Say how many lines of the listing below hold the string "data", and say nothing else.
=== Begin Enclosure ===
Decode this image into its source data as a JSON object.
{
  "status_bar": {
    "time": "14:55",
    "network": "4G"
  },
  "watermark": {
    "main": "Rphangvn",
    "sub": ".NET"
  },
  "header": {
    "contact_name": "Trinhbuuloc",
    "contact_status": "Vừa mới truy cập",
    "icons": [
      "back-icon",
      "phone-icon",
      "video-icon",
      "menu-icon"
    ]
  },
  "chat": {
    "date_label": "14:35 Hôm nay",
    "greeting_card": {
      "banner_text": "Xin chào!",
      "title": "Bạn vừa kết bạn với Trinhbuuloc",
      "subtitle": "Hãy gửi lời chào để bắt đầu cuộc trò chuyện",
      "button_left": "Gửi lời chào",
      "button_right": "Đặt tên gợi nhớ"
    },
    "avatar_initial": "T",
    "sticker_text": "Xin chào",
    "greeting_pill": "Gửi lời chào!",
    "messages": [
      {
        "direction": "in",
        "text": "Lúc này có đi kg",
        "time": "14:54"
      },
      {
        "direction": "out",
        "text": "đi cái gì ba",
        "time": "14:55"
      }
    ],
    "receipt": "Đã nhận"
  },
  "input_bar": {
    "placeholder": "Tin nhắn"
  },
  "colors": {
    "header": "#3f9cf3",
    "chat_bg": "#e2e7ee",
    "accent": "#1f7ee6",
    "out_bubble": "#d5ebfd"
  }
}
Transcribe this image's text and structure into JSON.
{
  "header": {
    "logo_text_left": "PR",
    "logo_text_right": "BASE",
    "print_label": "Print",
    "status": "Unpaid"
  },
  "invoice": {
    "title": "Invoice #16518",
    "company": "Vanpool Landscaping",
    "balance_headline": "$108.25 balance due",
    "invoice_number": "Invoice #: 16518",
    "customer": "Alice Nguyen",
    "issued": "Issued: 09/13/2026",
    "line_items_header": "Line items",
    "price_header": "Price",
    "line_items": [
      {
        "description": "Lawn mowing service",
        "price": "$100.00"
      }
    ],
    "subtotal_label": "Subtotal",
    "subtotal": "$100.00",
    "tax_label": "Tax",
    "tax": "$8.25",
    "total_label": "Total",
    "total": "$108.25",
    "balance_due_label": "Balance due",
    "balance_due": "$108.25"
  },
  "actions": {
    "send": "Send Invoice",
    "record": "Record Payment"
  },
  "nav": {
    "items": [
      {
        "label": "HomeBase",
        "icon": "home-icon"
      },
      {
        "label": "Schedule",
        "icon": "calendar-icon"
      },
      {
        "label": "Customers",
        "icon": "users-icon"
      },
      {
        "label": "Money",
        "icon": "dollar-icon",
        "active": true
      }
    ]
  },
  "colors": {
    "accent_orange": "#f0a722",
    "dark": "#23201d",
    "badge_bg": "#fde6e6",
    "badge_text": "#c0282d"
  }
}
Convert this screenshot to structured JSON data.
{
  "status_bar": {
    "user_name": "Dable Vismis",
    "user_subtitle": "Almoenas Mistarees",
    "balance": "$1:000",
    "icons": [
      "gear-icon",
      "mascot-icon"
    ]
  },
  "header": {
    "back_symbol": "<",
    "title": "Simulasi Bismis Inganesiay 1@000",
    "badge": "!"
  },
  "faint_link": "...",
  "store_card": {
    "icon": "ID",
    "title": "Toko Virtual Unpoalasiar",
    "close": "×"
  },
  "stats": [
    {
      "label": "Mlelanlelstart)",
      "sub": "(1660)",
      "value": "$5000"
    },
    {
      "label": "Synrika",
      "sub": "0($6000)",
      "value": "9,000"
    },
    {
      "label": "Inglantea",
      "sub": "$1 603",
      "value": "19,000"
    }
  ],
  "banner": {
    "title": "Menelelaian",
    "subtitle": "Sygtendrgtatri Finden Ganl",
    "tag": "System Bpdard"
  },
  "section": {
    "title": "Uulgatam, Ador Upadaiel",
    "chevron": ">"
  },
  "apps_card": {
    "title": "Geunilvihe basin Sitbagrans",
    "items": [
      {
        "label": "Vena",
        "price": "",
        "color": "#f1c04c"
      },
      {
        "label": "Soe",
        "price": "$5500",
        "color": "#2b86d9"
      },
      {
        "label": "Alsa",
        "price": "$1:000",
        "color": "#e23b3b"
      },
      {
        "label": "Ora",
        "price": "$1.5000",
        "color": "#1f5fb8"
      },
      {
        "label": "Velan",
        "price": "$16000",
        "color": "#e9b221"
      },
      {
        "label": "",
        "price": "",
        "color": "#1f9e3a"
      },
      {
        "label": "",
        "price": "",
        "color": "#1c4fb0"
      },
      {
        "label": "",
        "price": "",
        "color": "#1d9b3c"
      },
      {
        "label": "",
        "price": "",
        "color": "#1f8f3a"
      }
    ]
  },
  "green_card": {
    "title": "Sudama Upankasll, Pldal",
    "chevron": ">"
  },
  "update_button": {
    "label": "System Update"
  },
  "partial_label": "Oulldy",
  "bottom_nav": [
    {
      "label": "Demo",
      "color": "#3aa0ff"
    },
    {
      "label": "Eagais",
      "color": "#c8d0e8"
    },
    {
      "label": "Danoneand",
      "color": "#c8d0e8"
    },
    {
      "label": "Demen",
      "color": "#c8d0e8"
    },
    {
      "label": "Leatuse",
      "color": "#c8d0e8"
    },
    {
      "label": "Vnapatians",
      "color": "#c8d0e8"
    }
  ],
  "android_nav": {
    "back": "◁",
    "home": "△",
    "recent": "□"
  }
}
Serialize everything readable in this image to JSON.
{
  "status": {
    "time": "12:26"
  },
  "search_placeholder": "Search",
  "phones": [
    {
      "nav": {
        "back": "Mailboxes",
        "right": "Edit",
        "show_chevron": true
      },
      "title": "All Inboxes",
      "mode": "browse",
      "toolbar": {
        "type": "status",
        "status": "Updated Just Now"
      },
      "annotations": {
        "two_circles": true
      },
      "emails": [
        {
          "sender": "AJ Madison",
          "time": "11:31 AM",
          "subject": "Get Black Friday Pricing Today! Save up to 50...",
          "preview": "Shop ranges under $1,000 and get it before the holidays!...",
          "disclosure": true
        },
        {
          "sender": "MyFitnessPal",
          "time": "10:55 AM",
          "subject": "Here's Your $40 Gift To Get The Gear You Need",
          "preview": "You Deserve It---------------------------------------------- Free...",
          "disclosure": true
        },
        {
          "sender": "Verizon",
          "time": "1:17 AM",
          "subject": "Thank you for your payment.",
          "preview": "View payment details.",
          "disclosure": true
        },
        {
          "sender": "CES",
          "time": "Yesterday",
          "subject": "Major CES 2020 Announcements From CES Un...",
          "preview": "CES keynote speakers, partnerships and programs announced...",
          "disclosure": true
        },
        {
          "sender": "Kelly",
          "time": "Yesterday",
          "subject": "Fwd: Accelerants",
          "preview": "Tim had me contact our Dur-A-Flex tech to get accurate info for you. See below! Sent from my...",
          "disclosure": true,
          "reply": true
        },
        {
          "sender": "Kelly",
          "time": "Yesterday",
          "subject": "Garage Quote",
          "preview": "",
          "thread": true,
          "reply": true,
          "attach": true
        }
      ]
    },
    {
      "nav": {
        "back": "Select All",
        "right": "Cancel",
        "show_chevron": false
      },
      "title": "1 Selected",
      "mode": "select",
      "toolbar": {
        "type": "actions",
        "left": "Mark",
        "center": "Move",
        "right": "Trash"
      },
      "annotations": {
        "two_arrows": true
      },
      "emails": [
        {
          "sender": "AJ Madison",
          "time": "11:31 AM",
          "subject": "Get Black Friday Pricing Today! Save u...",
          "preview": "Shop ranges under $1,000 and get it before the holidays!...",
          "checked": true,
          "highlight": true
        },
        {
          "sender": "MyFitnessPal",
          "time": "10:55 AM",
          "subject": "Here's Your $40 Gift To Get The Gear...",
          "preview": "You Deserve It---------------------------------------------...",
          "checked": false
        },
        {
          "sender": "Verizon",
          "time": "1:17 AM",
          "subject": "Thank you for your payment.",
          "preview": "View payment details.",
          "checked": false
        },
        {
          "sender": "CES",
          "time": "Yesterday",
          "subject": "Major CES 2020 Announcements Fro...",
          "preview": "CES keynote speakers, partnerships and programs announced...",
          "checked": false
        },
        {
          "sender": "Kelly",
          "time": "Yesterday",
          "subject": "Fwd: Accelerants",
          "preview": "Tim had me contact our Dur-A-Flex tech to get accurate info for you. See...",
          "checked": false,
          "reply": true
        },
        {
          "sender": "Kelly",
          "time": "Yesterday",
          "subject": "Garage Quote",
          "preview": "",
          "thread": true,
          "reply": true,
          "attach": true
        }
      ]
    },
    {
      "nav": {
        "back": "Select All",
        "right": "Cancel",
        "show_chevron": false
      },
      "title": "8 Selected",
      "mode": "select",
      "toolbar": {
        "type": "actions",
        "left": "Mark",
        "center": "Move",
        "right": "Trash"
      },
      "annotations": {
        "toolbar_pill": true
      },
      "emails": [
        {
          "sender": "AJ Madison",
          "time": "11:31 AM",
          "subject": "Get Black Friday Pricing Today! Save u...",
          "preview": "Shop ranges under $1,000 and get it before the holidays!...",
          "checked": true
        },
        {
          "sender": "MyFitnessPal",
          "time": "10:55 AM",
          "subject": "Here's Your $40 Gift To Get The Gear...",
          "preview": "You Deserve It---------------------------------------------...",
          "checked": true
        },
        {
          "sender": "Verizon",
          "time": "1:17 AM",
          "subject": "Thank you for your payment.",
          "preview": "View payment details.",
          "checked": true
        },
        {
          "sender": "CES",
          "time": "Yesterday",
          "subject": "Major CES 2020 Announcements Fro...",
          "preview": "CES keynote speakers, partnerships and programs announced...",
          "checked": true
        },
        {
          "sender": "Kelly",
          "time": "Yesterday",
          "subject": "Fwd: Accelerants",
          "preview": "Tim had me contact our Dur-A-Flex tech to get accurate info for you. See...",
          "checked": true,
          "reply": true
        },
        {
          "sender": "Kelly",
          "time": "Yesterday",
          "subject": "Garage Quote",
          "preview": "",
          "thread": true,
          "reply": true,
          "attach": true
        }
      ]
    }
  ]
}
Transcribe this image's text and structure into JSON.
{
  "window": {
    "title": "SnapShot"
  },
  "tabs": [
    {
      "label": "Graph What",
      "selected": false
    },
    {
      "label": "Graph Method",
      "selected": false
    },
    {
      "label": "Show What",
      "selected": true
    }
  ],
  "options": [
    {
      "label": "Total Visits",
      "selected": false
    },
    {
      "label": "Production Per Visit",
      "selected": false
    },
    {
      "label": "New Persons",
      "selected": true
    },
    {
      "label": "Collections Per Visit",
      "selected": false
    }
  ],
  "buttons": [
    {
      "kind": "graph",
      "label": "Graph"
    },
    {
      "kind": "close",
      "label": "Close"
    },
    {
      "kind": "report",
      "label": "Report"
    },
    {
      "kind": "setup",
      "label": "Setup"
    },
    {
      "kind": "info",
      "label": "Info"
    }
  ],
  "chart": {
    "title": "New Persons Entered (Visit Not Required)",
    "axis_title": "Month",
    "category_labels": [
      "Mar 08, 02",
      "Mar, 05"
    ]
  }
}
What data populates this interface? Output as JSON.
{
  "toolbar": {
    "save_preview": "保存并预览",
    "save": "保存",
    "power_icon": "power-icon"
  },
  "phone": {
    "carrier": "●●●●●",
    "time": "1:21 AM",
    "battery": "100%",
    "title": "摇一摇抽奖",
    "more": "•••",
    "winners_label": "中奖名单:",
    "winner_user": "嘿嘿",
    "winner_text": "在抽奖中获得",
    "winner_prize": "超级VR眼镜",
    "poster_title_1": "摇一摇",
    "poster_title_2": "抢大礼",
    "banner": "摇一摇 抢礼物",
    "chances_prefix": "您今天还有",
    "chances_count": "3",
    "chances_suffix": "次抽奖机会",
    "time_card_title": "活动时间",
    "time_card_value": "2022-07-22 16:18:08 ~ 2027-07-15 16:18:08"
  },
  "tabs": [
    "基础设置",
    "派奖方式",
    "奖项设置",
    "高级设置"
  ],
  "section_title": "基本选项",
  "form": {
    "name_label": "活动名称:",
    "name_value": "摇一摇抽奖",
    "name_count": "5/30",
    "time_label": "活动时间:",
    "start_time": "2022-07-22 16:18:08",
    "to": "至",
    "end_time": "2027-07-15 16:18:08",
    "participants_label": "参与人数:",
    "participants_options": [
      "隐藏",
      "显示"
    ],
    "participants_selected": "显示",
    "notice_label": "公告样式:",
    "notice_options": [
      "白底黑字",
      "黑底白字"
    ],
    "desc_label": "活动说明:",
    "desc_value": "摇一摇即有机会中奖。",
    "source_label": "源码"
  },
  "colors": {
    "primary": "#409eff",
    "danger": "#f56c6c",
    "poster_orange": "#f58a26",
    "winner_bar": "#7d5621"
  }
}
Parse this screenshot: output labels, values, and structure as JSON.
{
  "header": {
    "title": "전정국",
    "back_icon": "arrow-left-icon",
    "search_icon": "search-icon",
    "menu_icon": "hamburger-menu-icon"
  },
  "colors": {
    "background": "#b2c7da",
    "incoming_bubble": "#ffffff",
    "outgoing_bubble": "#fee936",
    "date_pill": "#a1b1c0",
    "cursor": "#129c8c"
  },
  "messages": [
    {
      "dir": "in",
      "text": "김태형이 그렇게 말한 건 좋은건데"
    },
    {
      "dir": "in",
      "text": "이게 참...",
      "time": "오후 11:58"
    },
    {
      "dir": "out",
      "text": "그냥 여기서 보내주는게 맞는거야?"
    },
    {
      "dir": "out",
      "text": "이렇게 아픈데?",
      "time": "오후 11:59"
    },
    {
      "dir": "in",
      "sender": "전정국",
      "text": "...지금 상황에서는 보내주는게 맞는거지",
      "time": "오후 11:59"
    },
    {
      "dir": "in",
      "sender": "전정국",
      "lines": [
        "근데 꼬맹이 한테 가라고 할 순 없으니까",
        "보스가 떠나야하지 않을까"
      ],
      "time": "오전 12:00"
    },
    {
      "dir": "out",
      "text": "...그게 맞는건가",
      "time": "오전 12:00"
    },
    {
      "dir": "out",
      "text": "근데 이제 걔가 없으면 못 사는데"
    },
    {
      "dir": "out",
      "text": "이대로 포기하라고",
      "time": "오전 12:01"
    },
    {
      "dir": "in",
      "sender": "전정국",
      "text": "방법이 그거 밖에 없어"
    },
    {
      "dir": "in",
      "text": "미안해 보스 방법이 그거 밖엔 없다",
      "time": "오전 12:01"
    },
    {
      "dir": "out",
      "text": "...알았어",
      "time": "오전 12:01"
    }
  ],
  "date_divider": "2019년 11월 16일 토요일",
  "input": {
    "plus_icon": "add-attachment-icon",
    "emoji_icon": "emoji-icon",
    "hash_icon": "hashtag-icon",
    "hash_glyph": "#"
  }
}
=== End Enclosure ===
◆ Solution for this task:
3